> **Data for this task**

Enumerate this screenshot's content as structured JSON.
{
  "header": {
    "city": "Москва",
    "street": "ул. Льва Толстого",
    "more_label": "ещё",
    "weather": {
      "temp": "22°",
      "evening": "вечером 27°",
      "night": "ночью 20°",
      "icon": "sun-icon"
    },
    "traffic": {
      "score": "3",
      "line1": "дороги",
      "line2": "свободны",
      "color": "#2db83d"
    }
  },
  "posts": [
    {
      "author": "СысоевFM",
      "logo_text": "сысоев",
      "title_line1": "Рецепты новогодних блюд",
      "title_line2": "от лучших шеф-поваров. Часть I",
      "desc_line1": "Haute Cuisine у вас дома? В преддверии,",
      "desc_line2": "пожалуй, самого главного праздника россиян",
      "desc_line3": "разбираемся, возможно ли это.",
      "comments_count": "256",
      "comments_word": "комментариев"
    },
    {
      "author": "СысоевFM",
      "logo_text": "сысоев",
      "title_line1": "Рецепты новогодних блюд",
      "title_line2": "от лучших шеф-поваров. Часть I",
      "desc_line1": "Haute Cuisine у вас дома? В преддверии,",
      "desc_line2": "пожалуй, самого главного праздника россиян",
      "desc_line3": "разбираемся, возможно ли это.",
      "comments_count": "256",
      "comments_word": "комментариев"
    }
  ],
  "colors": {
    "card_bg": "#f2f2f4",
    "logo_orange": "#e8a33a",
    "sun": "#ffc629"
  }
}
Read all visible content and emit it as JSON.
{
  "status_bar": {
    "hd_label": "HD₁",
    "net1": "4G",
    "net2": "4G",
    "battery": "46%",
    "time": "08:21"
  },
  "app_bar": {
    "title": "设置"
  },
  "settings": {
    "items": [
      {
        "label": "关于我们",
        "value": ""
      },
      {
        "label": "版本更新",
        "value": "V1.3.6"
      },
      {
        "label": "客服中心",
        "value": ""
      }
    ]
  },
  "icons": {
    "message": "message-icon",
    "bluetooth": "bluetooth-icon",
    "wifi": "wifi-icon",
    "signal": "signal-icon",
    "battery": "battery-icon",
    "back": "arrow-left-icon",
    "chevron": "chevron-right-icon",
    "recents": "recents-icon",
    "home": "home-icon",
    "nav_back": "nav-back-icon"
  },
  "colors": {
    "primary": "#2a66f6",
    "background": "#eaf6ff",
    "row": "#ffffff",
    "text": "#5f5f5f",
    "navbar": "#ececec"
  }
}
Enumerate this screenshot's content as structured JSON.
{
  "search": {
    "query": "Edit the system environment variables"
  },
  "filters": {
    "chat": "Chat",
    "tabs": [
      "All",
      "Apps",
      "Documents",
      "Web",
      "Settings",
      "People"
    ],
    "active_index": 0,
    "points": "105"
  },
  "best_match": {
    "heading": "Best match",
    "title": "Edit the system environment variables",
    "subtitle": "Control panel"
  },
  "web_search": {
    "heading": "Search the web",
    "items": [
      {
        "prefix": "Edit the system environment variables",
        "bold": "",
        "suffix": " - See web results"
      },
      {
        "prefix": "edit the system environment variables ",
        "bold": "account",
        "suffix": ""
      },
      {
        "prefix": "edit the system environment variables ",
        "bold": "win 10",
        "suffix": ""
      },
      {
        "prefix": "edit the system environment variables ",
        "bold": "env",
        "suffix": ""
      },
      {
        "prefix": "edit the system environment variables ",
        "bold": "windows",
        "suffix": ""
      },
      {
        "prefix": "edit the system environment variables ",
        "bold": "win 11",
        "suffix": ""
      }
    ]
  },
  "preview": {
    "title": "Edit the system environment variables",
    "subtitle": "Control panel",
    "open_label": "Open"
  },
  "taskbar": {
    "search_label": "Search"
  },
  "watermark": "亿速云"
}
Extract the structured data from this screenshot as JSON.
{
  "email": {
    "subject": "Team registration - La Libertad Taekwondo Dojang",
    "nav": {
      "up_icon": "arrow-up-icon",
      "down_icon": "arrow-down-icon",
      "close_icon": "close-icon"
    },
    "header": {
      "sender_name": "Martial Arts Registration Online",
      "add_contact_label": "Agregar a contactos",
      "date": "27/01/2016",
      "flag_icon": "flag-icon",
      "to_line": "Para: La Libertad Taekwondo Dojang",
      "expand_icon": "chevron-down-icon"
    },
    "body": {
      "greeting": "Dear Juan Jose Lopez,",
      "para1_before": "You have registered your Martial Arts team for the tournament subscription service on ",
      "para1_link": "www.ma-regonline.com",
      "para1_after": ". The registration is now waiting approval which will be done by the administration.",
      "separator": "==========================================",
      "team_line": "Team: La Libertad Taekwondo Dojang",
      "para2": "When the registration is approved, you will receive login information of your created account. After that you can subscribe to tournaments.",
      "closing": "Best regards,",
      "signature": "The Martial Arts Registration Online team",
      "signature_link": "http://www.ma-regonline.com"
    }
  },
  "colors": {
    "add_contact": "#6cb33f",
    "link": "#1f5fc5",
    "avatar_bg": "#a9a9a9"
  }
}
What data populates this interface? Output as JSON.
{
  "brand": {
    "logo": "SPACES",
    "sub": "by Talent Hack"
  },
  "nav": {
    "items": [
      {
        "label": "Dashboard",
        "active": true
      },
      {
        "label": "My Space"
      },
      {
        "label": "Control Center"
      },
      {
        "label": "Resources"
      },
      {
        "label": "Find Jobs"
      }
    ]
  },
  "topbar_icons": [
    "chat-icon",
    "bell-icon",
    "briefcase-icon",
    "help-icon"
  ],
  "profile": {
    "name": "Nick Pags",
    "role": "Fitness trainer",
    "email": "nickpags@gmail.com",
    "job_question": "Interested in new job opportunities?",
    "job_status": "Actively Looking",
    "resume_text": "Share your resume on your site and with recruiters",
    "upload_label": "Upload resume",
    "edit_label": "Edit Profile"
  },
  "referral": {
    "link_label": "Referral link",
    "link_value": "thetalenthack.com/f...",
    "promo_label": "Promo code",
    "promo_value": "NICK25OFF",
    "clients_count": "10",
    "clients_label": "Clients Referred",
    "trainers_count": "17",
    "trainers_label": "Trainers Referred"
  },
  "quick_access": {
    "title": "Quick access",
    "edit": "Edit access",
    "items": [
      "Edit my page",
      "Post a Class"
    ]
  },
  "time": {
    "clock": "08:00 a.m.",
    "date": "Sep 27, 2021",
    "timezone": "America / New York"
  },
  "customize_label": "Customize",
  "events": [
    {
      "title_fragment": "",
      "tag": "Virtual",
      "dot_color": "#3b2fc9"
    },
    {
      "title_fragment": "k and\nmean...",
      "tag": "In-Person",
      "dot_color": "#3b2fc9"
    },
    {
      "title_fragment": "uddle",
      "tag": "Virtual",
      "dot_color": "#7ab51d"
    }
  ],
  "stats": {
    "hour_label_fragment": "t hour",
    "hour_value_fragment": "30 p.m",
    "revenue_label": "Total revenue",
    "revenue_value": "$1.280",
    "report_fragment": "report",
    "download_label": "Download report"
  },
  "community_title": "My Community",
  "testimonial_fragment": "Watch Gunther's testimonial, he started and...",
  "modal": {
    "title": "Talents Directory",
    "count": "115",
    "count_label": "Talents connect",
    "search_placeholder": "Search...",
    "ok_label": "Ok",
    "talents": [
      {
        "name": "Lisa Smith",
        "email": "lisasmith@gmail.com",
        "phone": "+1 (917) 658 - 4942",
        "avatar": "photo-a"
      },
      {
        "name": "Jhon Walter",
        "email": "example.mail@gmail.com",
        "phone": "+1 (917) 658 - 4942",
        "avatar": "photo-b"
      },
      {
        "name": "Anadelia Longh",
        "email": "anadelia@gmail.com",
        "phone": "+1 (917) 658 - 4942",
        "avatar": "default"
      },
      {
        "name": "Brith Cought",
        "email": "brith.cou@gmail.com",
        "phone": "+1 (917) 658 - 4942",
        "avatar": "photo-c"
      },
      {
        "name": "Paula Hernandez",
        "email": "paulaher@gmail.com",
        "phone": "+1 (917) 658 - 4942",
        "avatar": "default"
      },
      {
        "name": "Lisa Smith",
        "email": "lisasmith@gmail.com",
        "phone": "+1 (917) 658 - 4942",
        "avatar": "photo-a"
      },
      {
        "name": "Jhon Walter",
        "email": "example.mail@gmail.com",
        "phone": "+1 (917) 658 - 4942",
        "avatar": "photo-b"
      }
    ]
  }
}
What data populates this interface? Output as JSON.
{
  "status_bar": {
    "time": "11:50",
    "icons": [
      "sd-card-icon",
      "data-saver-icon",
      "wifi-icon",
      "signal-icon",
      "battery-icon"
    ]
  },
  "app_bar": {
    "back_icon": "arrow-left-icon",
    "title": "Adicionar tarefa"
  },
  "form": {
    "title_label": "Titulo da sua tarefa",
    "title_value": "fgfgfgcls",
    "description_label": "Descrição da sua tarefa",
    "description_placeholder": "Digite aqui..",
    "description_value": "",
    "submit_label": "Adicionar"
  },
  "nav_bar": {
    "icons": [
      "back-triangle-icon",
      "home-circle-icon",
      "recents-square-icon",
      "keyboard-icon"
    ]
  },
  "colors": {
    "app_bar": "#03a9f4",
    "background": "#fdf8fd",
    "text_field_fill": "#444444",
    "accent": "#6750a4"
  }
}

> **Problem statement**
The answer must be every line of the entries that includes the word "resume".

> **Task result**
    "resume_text": "Share your resume on your site and with recruiters",
    "upload_label": "Upload resume",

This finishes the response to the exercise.